Nonetheless, there are still challenges ahead. Our ongoing efforts are aimed at maintaining or even improving the quality of service. This entails substantial work on refining our processes, enhancing our information systems, and focusing on debt collection, especially among self-employed individuals. We are also investing heavily in data utilization tools and undertaking projects over the next three to four years to elevate our value contribution to Morocco’s social protection and healthcare systems.
With the generalization of social protection, particularly in the realm of mandatory health insurance, our role has transformed into that of a genuine insurer. An insurer must manage and anticipate risks, making us a vital part of the system’s overall value proposition. Consequently, this transformation is one of the key challenges we face in the coming years.
In conclusion, our primary objective is to provide exceptional value and service quality, both to ensure the well-being of our citizens and to contribute positively to our nation’s social protection and healthcare systems.

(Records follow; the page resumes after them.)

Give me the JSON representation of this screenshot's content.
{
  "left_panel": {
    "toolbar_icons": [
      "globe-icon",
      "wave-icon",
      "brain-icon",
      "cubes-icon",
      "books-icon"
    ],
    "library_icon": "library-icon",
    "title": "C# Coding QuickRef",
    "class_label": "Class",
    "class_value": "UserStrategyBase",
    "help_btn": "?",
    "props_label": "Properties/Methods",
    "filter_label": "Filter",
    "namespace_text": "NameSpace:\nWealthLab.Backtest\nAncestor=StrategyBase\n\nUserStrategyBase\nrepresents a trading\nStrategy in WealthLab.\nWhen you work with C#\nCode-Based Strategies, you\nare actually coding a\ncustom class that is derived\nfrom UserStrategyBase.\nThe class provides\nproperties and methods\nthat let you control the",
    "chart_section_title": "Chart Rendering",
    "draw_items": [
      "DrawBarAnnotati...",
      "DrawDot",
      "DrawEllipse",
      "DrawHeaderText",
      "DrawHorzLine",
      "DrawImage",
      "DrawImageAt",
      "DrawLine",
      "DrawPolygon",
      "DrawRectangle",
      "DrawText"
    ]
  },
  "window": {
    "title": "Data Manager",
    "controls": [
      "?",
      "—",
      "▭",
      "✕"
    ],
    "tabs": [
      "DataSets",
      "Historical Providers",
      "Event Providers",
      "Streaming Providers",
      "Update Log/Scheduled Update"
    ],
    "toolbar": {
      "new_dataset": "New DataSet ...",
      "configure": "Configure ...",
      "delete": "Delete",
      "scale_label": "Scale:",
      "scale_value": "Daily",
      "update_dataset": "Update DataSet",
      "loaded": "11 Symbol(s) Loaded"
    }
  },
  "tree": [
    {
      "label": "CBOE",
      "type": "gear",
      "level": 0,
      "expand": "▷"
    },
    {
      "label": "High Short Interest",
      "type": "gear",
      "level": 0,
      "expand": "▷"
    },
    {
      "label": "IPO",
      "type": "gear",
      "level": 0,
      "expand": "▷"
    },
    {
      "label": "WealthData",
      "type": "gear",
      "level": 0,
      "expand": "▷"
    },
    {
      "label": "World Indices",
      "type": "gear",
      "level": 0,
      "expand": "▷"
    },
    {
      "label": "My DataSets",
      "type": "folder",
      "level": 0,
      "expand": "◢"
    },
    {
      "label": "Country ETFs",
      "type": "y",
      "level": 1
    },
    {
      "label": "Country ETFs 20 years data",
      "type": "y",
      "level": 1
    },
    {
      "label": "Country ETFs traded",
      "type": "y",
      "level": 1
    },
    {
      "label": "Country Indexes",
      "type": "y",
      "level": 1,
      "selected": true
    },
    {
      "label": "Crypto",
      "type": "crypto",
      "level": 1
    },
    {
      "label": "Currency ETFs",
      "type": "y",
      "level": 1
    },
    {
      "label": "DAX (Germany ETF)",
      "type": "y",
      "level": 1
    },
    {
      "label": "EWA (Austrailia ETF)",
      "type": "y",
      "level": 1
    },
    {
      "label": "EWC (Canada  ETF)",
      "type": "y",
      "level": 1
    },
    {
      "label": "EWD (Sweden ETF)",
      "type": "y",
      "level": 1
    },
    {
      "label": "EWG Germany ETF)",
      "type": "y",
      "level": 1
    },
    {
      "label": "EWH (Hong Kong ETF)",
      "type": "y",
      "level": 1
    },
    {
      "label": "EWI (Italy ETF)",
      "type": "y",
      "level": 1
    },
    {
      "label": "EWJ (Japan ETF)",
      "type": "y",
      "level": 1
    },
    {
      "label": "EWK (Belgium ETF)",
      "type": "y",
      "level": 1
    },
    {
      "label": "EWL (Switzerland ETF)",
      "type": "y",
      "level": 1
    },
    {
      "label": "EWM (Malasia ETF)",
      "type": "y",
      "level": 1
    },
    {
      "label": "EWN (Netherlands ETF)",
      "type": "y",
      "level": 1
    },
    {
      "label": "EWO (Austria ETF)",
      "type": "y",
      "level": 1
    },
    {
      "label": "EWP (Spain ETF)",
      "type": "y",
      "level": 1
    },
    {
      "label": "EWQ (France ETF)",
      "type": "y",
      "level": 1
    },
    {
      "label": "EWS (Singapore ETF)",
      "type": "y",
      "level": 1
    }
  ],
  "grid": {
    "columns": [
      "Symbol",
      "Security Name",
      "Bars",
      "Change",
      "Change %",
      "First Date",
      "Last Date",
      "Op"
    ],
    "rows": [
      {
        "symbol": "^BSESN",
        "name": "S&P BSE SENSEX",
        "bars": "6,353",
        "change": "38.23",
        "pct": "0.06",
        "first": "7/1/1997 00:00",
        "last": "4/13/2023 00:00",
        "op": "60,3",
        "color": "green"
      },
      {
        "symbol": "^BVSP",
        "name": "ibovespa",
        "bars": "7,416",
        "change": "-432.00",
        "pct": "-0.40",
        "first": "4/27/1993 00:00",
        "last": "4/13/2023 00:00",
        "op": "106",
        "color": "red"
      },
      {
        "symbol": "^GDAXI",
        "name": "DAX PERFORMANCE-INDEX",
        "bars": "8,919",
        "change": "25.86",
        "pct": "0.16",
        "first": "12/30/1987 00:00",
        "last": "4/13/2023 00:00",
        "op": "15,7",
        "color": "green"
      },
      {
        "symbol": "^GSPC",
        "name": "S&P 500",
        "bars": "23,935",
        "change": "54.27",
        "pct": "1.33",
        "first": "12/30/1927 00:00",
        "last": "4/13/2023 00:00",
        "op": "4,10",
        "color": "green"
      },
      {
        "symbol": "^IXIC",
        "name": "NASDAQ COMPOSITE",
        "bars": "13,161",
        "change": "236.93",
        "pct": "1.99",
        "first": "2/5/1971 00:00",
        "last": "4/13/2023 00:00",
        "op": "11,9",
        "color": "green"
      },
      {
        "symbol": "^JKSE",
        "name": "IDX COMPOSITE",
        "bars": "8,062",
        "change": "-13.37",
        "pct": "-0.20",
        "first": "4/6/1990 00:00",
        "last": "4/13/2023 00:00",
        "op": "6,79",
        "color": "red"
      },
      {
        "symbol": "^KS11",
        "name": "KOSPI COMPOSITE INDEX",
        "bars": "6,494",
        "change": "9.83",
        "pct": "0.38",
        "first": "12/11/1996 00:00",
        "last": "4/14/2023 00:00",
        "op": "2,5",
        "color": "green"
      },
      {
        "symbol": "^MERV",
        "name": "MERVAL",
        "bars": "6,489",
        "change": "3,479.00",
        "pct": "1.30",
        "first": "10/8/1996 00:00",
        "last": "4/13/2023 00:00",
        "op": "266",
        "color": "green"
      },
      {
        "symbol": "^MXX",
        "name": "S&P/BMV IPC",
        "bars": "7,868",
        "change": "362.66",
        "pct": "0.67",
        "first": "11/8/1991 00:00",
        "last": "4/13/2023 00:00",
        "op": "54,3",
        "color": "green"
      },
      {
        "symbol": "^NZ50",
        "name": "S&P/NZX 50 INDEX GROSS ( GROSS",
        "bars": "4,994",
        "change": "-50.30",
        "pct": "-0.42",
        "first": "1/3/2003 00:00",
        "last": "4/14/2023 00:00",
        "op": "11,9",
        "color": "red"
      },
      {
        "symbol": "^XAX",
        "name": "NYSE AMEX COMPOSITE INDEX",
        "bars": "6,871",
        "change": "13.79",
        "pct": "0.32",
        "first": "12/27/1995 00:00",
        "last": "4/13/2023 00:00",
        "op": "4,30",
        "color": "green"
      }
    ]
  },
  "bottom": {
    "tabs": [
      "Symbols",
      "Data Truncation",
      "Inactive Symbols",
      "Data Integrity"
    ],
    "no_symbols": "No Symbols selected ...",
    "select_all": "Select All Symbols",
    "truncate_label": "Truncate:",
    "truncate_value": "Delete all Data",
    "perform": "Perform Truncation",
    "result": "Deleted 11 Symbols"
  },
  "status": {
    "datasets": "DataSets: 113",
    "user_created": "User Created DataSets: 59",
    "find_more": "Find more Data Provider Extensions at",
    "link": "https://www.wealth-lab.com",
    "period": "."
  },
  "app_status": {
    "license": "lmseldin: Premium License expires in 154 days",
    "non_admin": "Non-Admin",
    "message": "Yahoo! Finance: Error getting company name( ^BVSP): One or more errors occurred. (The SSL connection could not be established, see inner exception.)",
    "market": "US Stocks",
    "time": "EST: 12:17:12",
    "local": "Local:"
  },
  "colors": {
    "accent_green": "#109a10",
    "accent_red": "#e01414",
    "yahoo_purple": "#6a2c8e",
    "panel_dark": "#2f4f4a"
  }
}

Is there anything else you would like to include or discuss, beyond the mandatory health insurance reform, its financing, and its functioning aspects?
As we were discussing various ongoing projects and reform initiatives, it’s worth noting that alongside the mandatory health insurance reform, there is another ongoing reform related to the healthcare sector in general, both in the public and private sectors. This reform encompasses governance changes, including the creation of the High Health Authority and the Medicines Agency, a comprehensive revision of governance structures, and the establishment of regional health territorial groupings.
Furthermore, there are modifications in the conditions for practicing medicine, such as changes in the training curriculum and a broader approach to medical practice. In this context, the generalization of mandatory health insurance is crucial because it fosters competition among different healthcare facilities, particularly within the public sector. For instance, public hospitals are traditionally guaranteed budgets by the government, regardless of their performance. However, with a significant portion of financing now coming from social security, patient choices play a vital role. Hospitals that offer high-quality services will receive more resources. This competition encourages better performance and quality of service in both the public and private sectors.
Additionally, allowing beneficiaries of “AMO Tadamon” to have a choice between private and public healthcare facilities is important. It encourages the public sector to improve its services and efficiency. Overall, this reform has a virtuous aspect that complements the broader healthcare reform.